What to work on:
Write out the complete data exactly as written.

Materials provided:
***

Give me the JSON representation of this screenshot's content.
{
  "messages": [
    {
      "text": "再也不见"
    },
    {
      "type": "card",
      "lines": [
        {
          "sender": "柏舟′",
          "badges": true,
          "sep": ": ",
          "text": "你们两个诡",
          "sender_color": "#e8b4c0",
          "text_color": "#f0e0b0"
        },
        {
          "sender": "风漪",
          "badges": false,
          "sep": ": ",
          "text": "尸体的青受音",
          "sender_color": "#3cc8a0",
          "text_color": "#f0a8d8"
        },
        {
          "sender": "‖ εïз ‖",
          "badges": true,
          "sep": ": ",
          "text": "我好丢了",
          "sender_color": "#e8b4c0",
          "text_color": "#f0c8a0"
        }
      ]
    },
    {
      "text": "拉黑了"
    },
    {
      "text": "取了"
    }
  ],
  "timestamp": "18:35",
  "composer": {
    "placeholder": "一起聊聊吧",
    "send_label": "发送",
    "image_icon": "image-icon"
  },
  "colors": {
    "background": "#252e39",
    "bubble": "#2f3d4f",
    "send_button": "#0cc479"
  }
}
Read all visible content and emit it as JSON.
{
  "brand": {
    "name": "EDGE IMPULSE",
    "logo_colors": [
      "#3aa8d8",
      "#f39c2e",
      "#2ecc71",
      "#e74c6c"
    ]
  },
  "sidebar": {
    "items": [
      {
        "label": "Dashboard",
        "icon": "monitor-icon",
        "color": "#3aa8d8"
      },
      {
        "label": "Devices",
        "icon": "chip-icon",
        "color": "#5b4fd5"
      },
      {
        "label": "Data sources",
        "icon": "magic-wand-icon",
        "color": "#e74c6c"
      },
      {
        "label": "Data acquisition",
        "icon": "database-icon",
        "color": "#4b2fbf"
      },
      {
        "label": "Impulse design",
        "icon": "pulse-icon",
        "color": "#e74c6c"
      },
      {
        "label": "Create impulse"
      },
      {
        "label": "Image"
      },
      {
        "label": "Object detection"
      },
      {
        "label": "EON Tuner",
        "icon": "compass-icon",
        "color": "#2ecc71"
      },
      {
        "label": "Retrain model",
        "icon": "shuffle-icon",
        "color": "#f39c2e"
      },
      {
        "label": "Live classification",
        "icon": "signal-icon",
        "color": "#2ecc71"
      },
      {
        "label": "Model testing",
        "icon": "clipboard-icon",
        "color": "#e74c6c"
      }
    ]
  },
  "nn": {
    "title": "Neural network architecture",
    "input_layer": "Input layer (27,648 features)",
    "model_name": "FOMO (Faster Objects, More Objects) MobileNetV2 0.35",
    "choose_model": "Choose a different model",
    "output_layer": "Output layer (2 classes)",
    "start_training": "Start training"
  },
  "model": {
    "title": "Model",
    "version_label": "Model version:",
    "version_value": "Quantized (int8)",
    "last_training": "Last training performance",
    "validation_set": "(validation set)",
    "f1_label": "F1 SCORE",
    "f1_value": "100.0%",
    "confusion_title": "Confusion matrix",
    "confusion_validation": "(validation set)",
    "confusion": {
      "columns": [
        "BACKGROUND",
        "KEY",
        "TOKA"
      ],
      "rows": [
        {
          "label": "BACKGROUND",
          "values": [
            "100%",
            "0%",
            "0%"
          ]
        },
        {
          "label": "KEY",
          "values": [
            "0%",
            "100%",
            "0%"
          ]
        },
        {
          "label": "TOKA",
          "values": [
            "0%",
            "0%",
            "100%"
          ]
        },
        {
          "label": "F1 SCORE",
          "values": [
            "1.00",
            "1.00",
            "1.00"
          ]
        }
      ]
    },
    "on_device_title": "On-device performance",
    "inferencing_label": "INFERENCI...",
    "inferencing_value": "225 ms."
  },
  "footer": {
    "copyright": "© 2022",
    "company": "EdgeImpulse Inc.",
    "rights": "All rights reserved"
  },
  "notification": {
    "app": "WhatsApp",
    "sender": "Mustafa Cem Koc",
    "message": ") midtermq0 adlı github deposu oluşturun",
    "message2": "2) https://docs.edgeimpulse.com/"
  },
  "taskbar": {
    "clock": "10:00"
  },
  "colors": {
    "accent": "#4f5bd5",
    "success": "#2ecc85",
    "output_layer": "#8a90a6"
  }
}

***

Expected answer:
Give me the JSON representation of this screenshot's content.
{
  "messages": [
    {
      "text": "再也不见"
    },
    {
      "type": "card",
      "lines": [
        {
          "sender": "柏舟′",
          "badges": true,
          "sep": ": ",
          "text": "你们两个诡",
          "sender_color": "#e8b4c0",
          "text_color": "#f0e0b0"
        },
        {
          "sender": "风漪",
          "badges": false,
          "sep": ": ",
          "text": "尸体的青受音",
          "sender_color": "#3cc8a0",
          "text_color": "#f0a8d8"
        },
        {
          "sender": "‖ εïз ‖",
          "badges": true,
          "sep": ": ",
          "text": "我好丢了",
          "sender_color": "#e8b4c0",
          "text_color": "#f0c8a0"
        }
      ]
    },
    {
      "text": "拉黑了"
    },
    {
      "text": "取了"
    }
  ],
  "timestamp": "18:35",
  "composer": {
    "placeholder": "一起聊聊吧",
    "send_label": "发送",
    "image_icon": "image-icon"
  },
  "colors": {
    "background": "#252e39",
    "bubble": "#2f3d4f",
    "send_button": "#0cc479"
  }
}
Read all visible content and emit it as JSON.
{
  "brand": {
    "name": "EDGE IMPULSE",
    "logo_colors": [
      "#3aa8d8",
      "#f39c2e",
      "#2ecc71",
      "#e74c6c"
    ]
  },
  "sidebar": {
    "items": [
      {
        "label": "Dashboard",
        "icon": "monitor-icon",
        "color": "#3aa8d8"
      },
      {
        "label": "Devices",
        "icon": "chip-icon",
        "color": "#5b4fd5"
      },
      {
        "label": "Data sources",
        "icon": "magic-wand-icon",
        "color": "#e74c6c"
      },
      {
        "label": "Data acquisition",
        "icon": "database-icon",
        "color": "#4b2fbf"
      },
      {
        "label": "Impulse design",
        "icon": "pulse-icon",
        "color": "#e74c6c"
      },
      {
        "label": "Create impulse"
      },
      {
        "label": "Image"
      },
      {
        "label": "Object detection"
      },
      {
        "label": "EON Tuner",
        "icon": "compass-icon",
        "color": "#2ecc71"
      },
      {
        "label": "Retrain model",
        "icon": "shuffle-icon",
        "color": "#f39c2e"
      },
      {
        "label": "Live classification",
        "icon": "signal-icon",
        "color": "#2ecc71"
      },
      {
        "label": "Model testing",
        "icon": "clipboard-icon",
        "color": "#e74c6c"
      }
    ]
  },
  "nn": {
    "title": "Neural network architecture",
    "input_layer": "Input layer (27,648 features)",
    "model_name": "FOMO (Faster Objects, More Objects) MobileNetV2 0.35",
    "choose_model": "Choose a different model",
    "output_layer": "Output layer (2 classes)",
    "start_training": "Start training"
  },
  "model": {
    "title": "Model",
    "version_label": "Model version:",
    "version_value": "Quantized (int8)",
    "last_training": "Last training performance",
    "validation_set": "(validation set)",
    "f1_label": "F1 SCORE",
    "f1_value": "100.0%",
    "confusion_title": "Confusion matrix",
    "confusion_validation": "(validation set)",
    "confusion": {
      "columns": [
        "BACKGROUND",
        "KEY",
        "TOKA"
      ],
      "rows": [
        {
          "label": "BACKGROUND",
          "values": [
            "100%",
            "0%",
            "0%"
          ]
        },
        {
          "label": "KEY",
          "values": [
            "0%",
            "100%",
            "0%"
          ]
        },
        {
          "label": "TOKA",
          "values": [
            "0%",
            "0%",
            "100%"
          ]
        },
        {
          "label": "F1 SCORE",
          "values": [
            "1.00",
            "1.00",
            "1.00"
          ]
        }
      ]
    },
    "on_device_title": "On-device performance",
    "inferencing_label": "INFERENCI...",
    "inferencing_value": "225 ms."
  },
  "footer": {
    "copyright": "© 2022",
    "company": "EdgeImpulse Inc.",
    "rights": "All rights reserved"
  },
  "notification": {
    "app": "WhatsApp",
    "sender": "Mustafa Cem Koc",
    "message": ") midtermq0 adlı github deposu oluşturun",
    "message2": "2) https://docs.edgeimpulse.com/"
  },
  "taskbar": {
    "clock": "10:00"
  },
  "colors": {
    "accent": "#4f5bd5",
    "success": "#2ecc85",
    "output_layer": "#8a90a6"
  }
}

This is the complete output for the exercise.